Wednesday, 3 November 2010


For a people who mostly lived in small stone built farmhouses and little cottages with dark grey slate rooves, the costumes of Brittany are surprisingly rich as shown in this picture of local dress by my friend Alain Le Berre's antiques barn, at La Plage du Ris, Douarnenez, well worth a call if you are serious about genuine Breton costume and many other special antiques. He speaks English.  The people lived by hard work on the sea and the rather poor soil but created magnificent costume with much goldwork and very fine lace.

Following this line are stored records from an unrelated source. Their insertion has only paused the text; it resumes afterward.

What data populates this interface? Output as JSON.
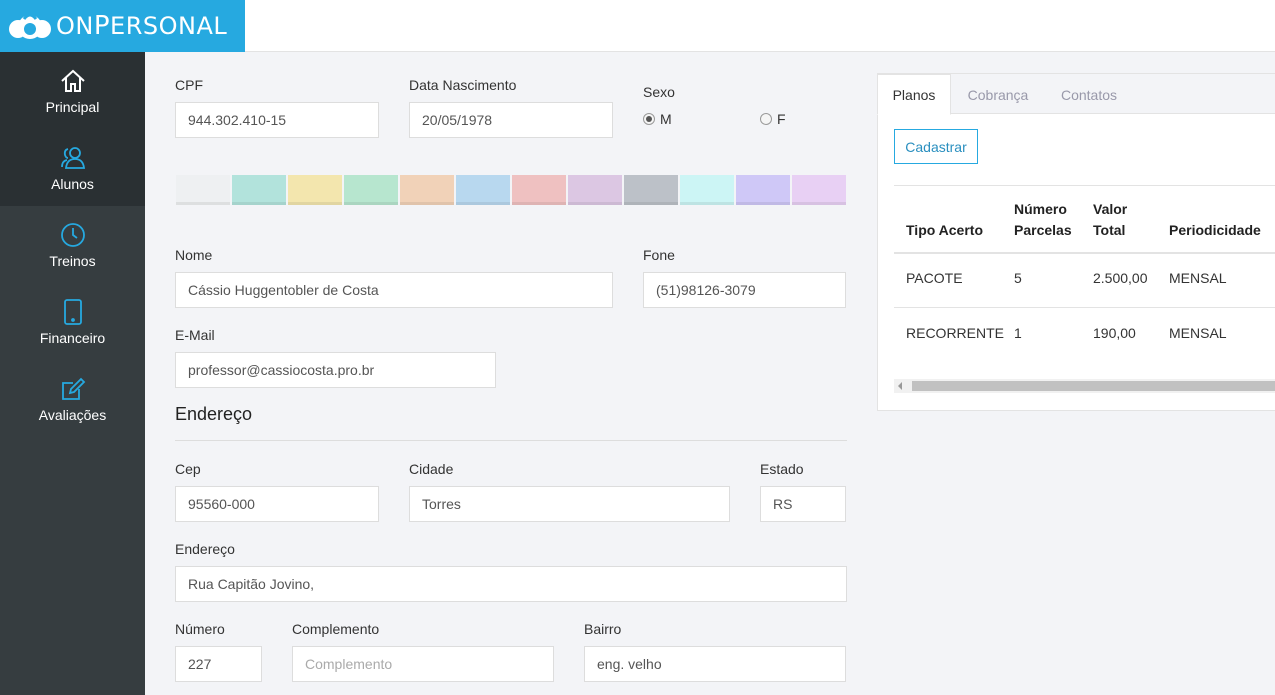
{
  "app": {
    "logo_text_1": "ON",
    "logo_text_2": "P",
    "logo_text_3": "ERSONAL"
  },
  "sidebar": {
    "items": [
      {
        "label": "Principal",
        "icon": "home-icon"
      },
      {
        "label": "Alunos",
        "icon": "users-icon"
      },
      {
        "label": "Treinos",
        "icon": "clock-icon"
      },
      {
        "label": "Financeiro",
        "icon": "tablet-icon"
      },
      {
        "label": "Avaliações",
        "icon": "edit-icon"
      }
    ]
  },
  "form": {
    "cpf_label": "CPF",
    "cpf_value": "944.302.410-15",
    "birth_label": "Data Nascimento",
    "birth_value": "20/05/1978",
    "sex_label": "Sexo",
    "sex_m": "M",
    "sex_f": "F",
    "name_label": "Nome",
    "name_value": "Cássio Huggentobler de Costa",
    "phone_label": "Fone",
    "phone_value": "(51)98126-3079",
    "email_label": "E-Mail",
    "email_value": "professor@cassiocosta.pro.br",
    "address_title": "Endereço",
    "cep_label": "Cep",
    "cep_value": "95560-000",
    "city_label": "Cidade",
    "city_value": "Torres",
    "state_label": "Estado",
    "state_value": "RS",
    "street_label": "Endereço",
    "street_value": "Rua Capitão Jovino,",
    "number_label": "Número",
    "number_value": "227",
    "complement_label": "Complemento",
    "complement_placeholder": "Complemento",
    "district_label": "Bairro",
    "district_value": "eng. velho"
  },
  "swatches": [
    "#eef0f2",
    "#b2e3dc",
    "#f3e6ae",
    "#b7e6cf",
    "#f1d2b8",
    "#b8d8ef",
    "#efc1c1",
    "#dcc7e3",
    "#bcc1c8",
    "#ccf5f5",
    "#cfc8f7",
    "#e8d0f4"
  ],
  "panel": {
    "tabs": [
      "Planos",
      "Cobrança",
      "Contatos"
    ],
    "button": "Cadastrar",
    "headers": {
      "tipo": "Tipo Acerto",
      "parcelas_1": "Número",
      "parcelas_2": "Parcelas",
      "valor_1": "Valor",
      "valor_2": "Total",
      "periodicidade": "Periodicidade"
    },
    "rows": [
      {
        "tipo": "PACOTE",
        "parcelas": "5",
        "valor": "2.500,00",
        "periodicidade": "MENSAL"
      },
      {
        "tipo": "RECORRENTE",
        "parcelas": "1",
        "valor": "190,00",
        "periodicidade": "MENSAL"
      }
    ]
  }
}
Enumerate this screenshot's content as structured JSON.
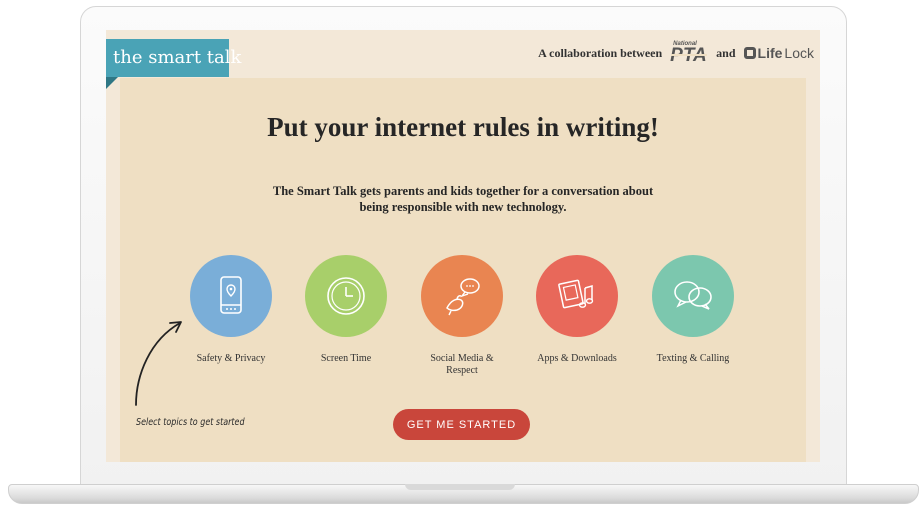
{
  "header": {
    "brand": "the smart talk",
    "collab_text": "A collaboration between",
    "pta_small": "National",
    "pta_big": "PTA",
    "and_text": "and",
    "lifelock_bold": "Life",
    "lifelock_light": "Lock"
  },
  "main": {
    "headline": "Put your internet rules in writing!",
    "subline_1": "The Smart Talk gets parents and kids together for a conversation about",
    "subline_2": "being responsible with new technology.",
    "topics": [
      {
        "label": "Safety & Privacy",
        "color": "#7aaed8",
        "icon": "phone-location-icon"
      },
      {
        "label": "Screen Time",
        "color": "#a8cf6a",
        "icon": "clock-icon"
      },
      {
        "label_1": "Social Media &",
        "label_2": "Respect",
        "color": "#e98551",
        "icon": "bird-chat-icon"
      },
      {
        "label": "Apps & Downloads",
        "color": "#e8685a",
        "icon": "photo-music-icon"
      },
      {
        "label": "Texting & Calling",
        "color": "#7cc7ae",
        "icon": "speech-bubbles-icon"
      }
    ],
    "hint": "Select topics to get started",
    "cta": "GET ME STARTED"
  },
  "colors": {
    "brand_teal": "#4aa3b6",
    "cta_red": "#c9463b",
    "background": "#f3e8d8"
  }
}
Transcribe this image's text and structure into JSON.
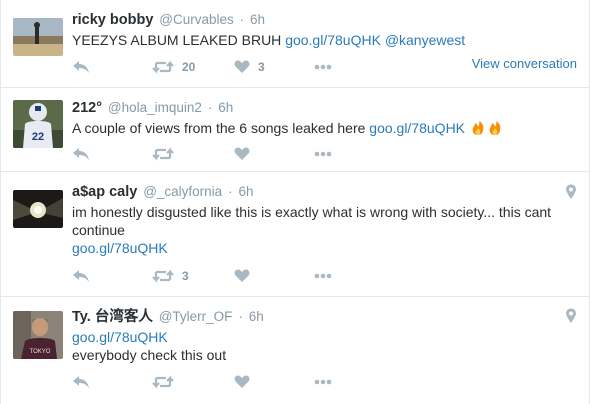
{
  "tweets": [
    {
      "fullname": "ricky bobby",
      "username": "@Curvables",
      "time": "6h",
      "text": "YEEZYS ALBUM LEAKED BRUH ",
      "link": "goo.gl/78uQHK",
      "mention": "@kanyewest",
      "retweets": "20",
      "likes": "3",
      "view_conversation": "View conversation",
      "avatar_icon": "landscape-photo-avatar"
    },
    {
      "fullname": "212°",
      "username": "@hola_imquin2",
      "time": "6h",
      "text": "A couple of views from the 6 songs leaked here ",
      "link": "goo.gl/78uQHK",
      "emoji": "fire-icon",
      "retweets": "",
      "likes": "",
      "avatar_icon": "football-player-avatar"
    },
    {
      "fullname": "a$ap caly",
      "username": "@_calyfornia",
      "time": "6h",
      "text": "im honestly disgusted like this is exactly what is wrong with society... this cant continue",
      "link": "goo.gl/78uQHK",
      "retweets": "3",
      "likes": "",
      "avatar_icon": "dark-light-rays-avatar"
    },
    {
      "fullname": "Ty. 台湾客人",
      "username": "@Tylerr_OF",
      "time": "6h",
      "link": "goo.gl/78uQHK",
      "text": "everybody check this out",
      "retweets": "",
      "likes": "",
      "avatar_icon": "person-selfie-avatar"
    }
  ],
  "separator": "·",
  "colors": {
    "link": "#2b7bb9",
    "secondary_text": "#8899a6",
    "action_icon": "#aab8c2",
    "border": "#e1e8ed"
  }
}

   There is quite a lot to discover in Brittany,and one of the most attractive little towns is Locronan which is full of beautiful large stone houses that apparently belonged to the pirates on the high seas nearby! It has excellent antique fairs in the streets and squares, and shops full of local arts and crafts. These old towns have spectacular stone built churches and clusters of fine memorials all around them.  All the cafes and restauranrts sell wonderful fresh fish and shellfish - usually with lots of chips - but you can always ask for a salad.